Problem to work on>
From the records below, copy out each line that has the word "MOODLE".

Segment Open

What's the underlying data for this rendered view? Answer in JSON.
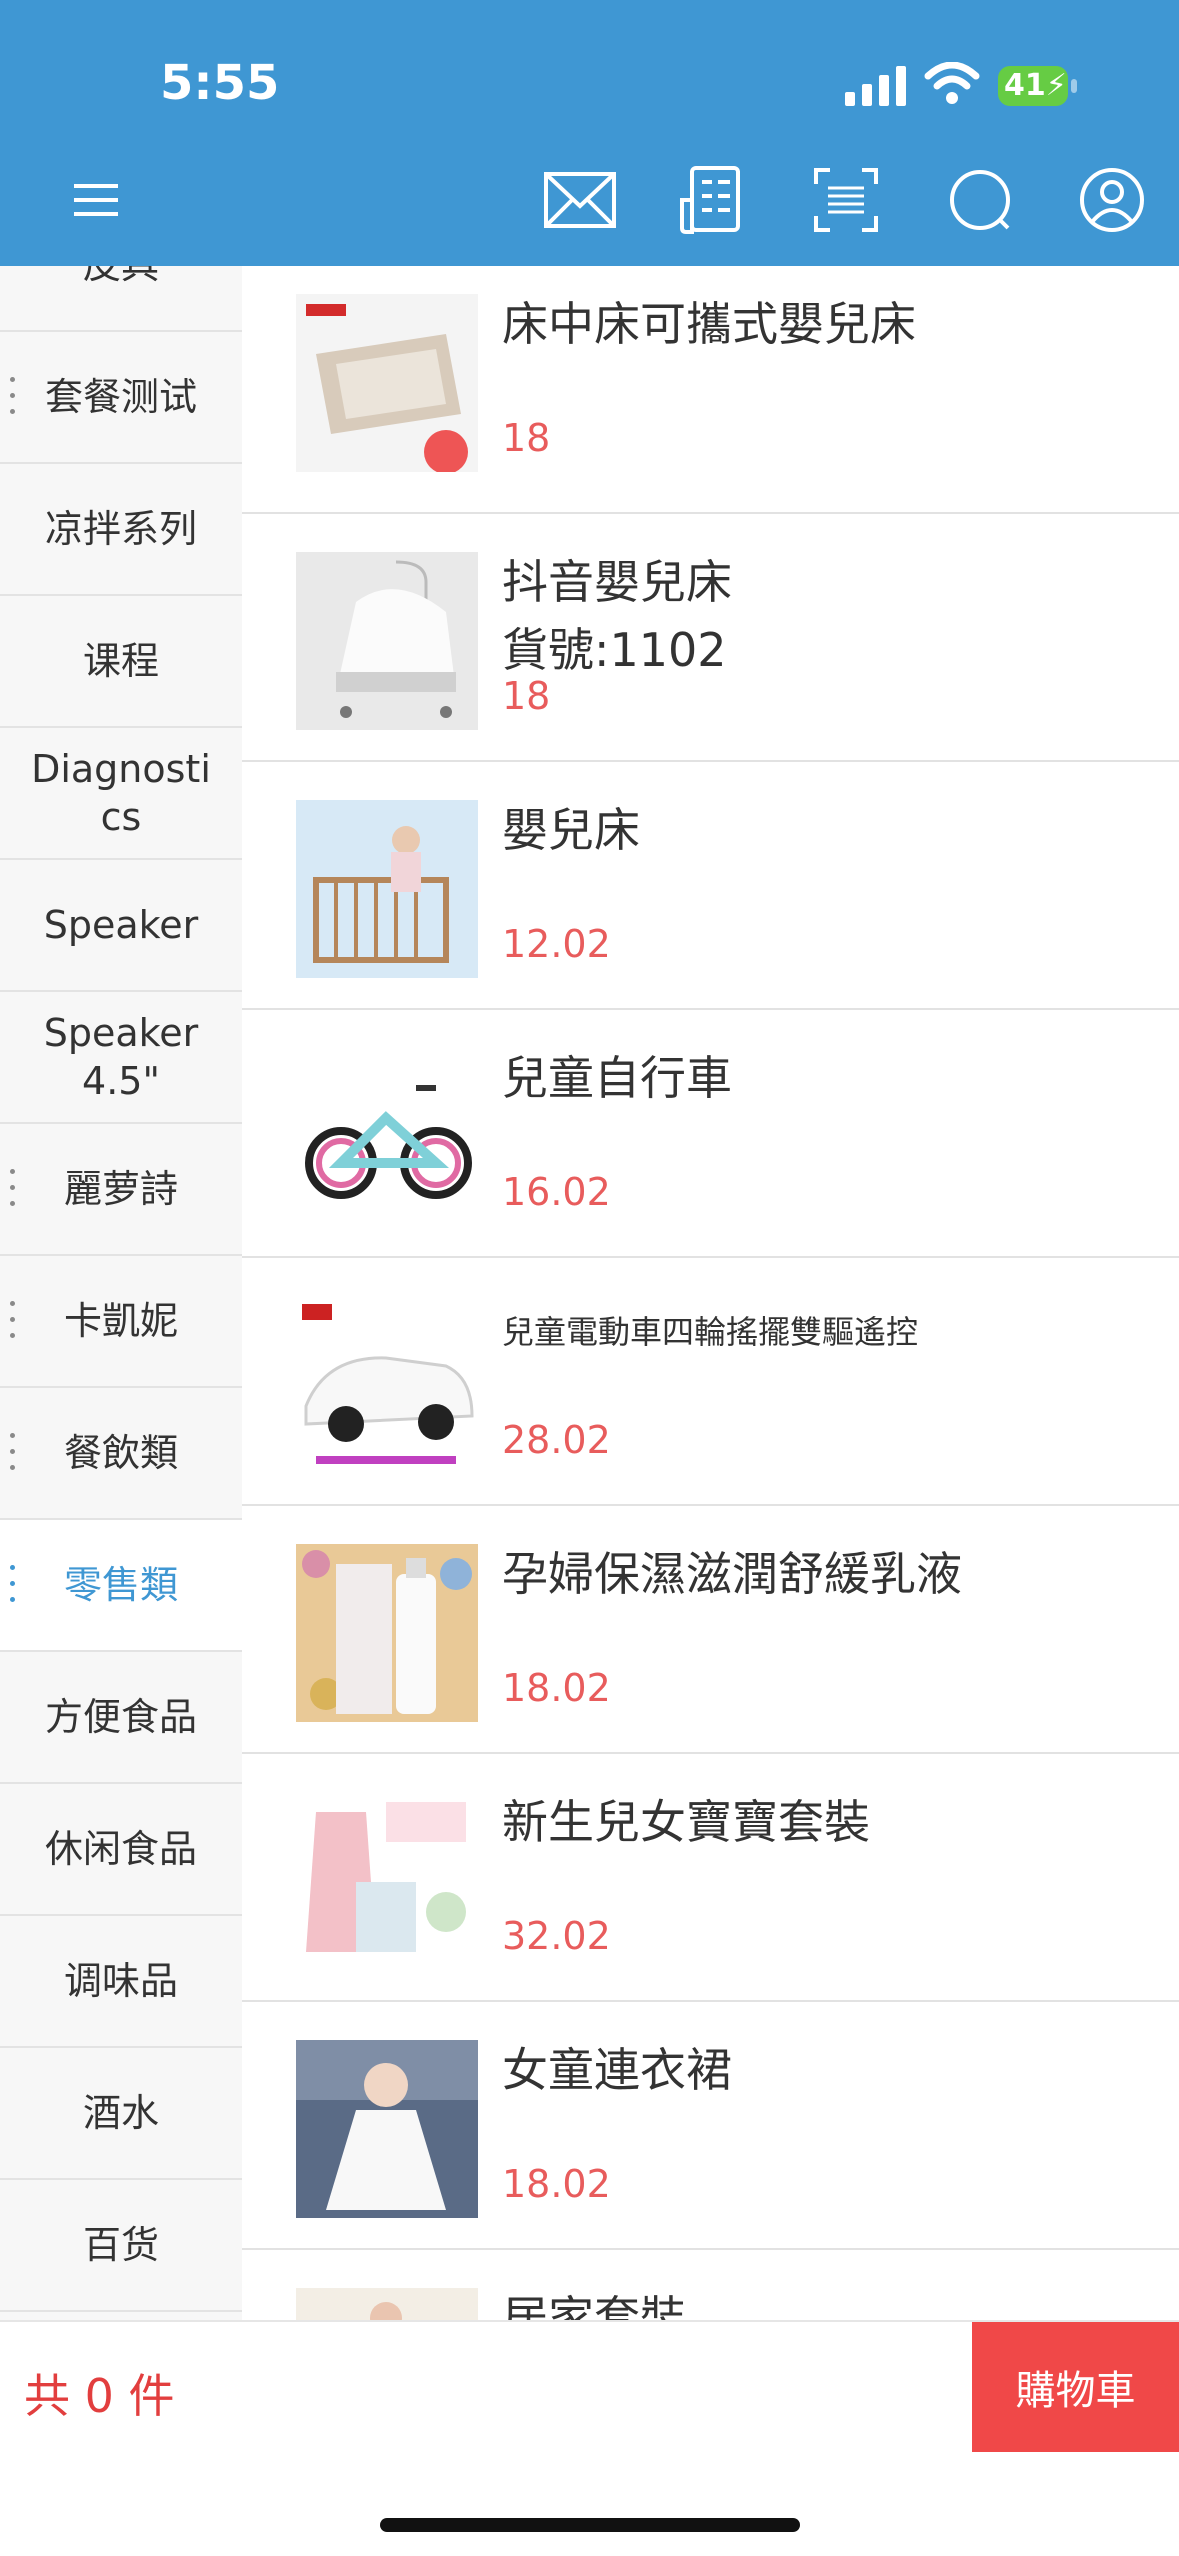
{
  "status_bar": {
    "time": "5:55",
    "battery": "41"
  },
  "header": {
    "icons": [
      "menu-icon",
      "mail-icon",
      "orders-icon",
      "scan-icon",
      "search-icon",
      "profile-icon"
    ],
    "color": "#3f97d3"
  },
  "sidebar": {
    "items": [
      {
        "label": "皮具"
      },
      {
        "label": "套餐测试"
      },
      {
        "label": "凉拌系列"
      },
      {
        "label": "课程"
      },
      {
        "label": "Diagnostics"
      },
      {
        "label": "Speaker"
      },
      {
        "label": "Speaker 4.5\""
      },
      {
        "label": "麗萝詩"
      },
      {
        "label": "卡凱妮"
      },
      {
        "label": "餐飲類"
      },
      {
        "label": "零售類"
      },
      {
        "label": "方便食品"
      },
      {
        "label": "休闲食品"
      },
      {
        "label": "调味品"
      },
      {
        "label": "酒水"
      },
      {
        "label": "百货"
      }
    ],
    "active": "零售類"
  },
  "products": [
    {
      "name": "床中床可攜式嬰兒床",
      "price": "18"
    },
    {
      "name": "抖音嬰兒床",
      "code": "貨號:1102",
      "price": "18"
    },
    {
      "name": "嬰兒床",
      "price": "12.02"
    },
    {
      "name": "兒童自行車",
      "price": "16.02"
    },
    {
      "name": "兒童電動車四輪搖擺雙驅遙控",
      "price": "28.02"
    },
    {
      "name": "孕婦保濕滋潤舒緩乳液",
      "price": "18.02"
    },
    {
      "name": "新生兒女寶寶套裝",
      "price": "32.02"
    },
    {
      "name": "女童連衣裙",
      "price": "18.02"
    },
    {
      "name": "居家套裝",
      "price": ""
    }
  ],
  "footer": {
    "count": "共 0 件",
    "cart_label": "購物車"
  },
  "colors": {
    "accent": "#3f97d3",
    "price": "#e85c5c",
    "cart": "#f04848"
  }
}
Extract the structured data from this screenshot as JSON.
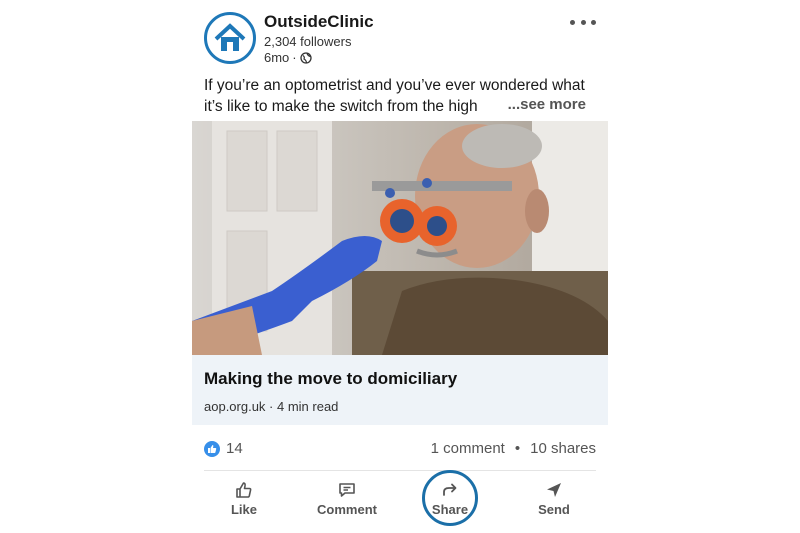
{
  "post": {
    "author": "OutsideClinic",
    "followers": "2,304 followers",
    "age": "6mo",
    "visibility_icon": "globe-icon",
    "text": "If you’re an optometrist and you’ve ever wondered what it’s like to make the switch from the high",
    "see_more": "...see more"
  },
  "link": {
    "title": "Making the move to domiciliary",
    "source": "aop.org.uk · 4 min read"
  },
  "social": {
    "reactions": "14",
    "comments": "1 comment",
    "separator": "•",
    "shares": "10 shares"
  },
  "actions": {
    "like": "Like",
    "comment": "Comment",
    "share": "Share",
    "send": "Send"
  },
  "colors": {
    "brand": "#1e78b8",
    "reaction": "#378fe9",
    "link_card_bg": "#eef3f8",
    "highlight": "#1b6fa8"
  }
}
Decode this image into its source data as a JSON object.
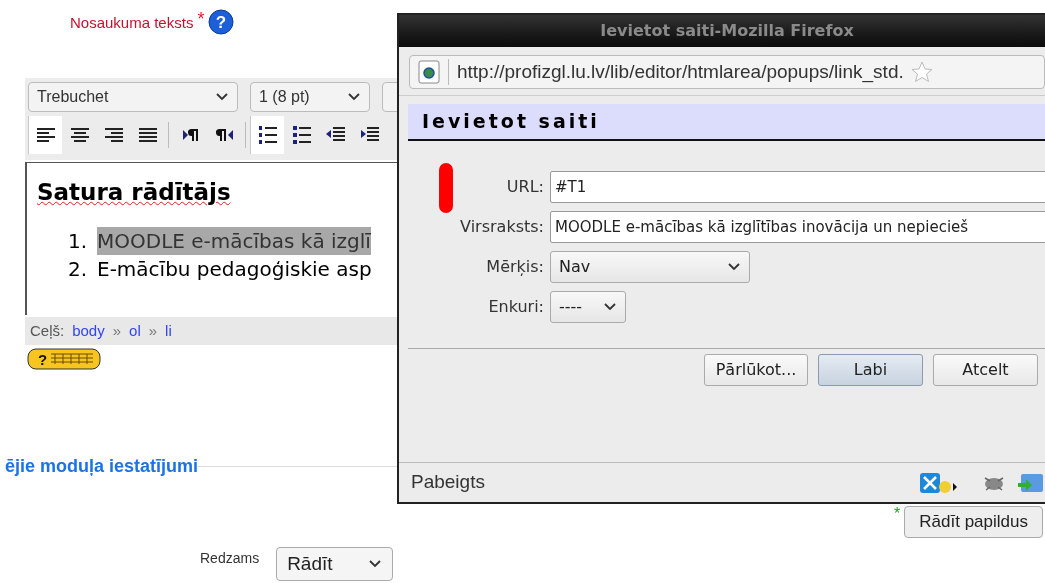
{
  "field_label": {
    "text": "Nosaukuma teksts",
    "required_mark": "*",
    "help_glyph": "?"
  },
  "keyboard_help_glyph": "?",
  "editor": {
    "font_select": "Trebuchet",
    "size_select": "1 (8 pt)",
    "tool_groups": [
      [
        {
          "kind": "align-left",
          "pressed": true
        },
        {
          "kind": "align-center",
          "pressed": false
        },
        {
          "kind": "align-right",
          "pressed": false
        },
        {
          "kind": "align-justify",
          "pressed": false
        }
      ],
      [
        {
          "kind": "ltr",
          "pressed": false
        },
        {
          "kind": "rtl",
          "pressed": false
        }
      ],
      [
        {
          "kind": "ordered-list",
          "pressed": true
        },
        {
          "kind": "unordered-list",
          "pressed": false
        },
        {
          "kind": "outdent",
          "pressed": false
        },
        {
          "kind": "indent",
          "pressed": false
        }
      ]
    ],
    "heading": "Satura rādītājs",
    "items": [
      {
        "number": "1.",
        "text": "MOODLE e-mācības kā izglī",
        "selected": true
      },
      {
        "number": "2.",
        "text": "E-mācību pedagoģiskie asp",
        "selected": false
      }
    ],
    "path_label": "Ceļš:",
    "path": [
      "body",
      "ol",
      "li"
    ],
    "path_separator": "»"
  },
  "section_heading": "ējie moduļa iestatījumi",
  "more_button": {
    "mark": "*",
    "label": "Rādīt papildus"
  },
  "visible_field": {
    "label": "Redzams",
    "value": "Rādīt"
  },
  "popup": {
    "title": "Ievietot saiti-Mozilla Firefox",
    "address": "http://profizgl.lu.lv/lib/editor/htmlarea/popups/link_std.",
    "heading": "Ievietot saiti",
    "fields": [
      {
        "kind": "text",
        "label": "URL:",
        "value": "#T1"
      },
      {
        "kind": "text",
        "label": "Virsraksts:",
        "value": "MOODLE e-mācības kā izglītības inovācija un nepiecieš"
      },
      {
        "kind": "select",
        "label": "Mērķis:",
        "value": "Nav"
      },
      {
        "kind": "select",
        "label": "Enkuri:",
        "value": "----"
      }
    ],
    "buttons": [
      {
        "label": "Pārlūkot...",
        "selected": false
      },
      {
        "label": "Labi",
        "selected": true
      },
      {
        "label": "Atcelt",
        "selected": false
      }
    ],
    "status": "Pabeigts"
  }
}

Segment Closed

Final answer>
        "text": "MOODLE e-mācības kā izglī",
        "value": "MOODLE e-mācības kā izglītības inovācija un nepiecieš"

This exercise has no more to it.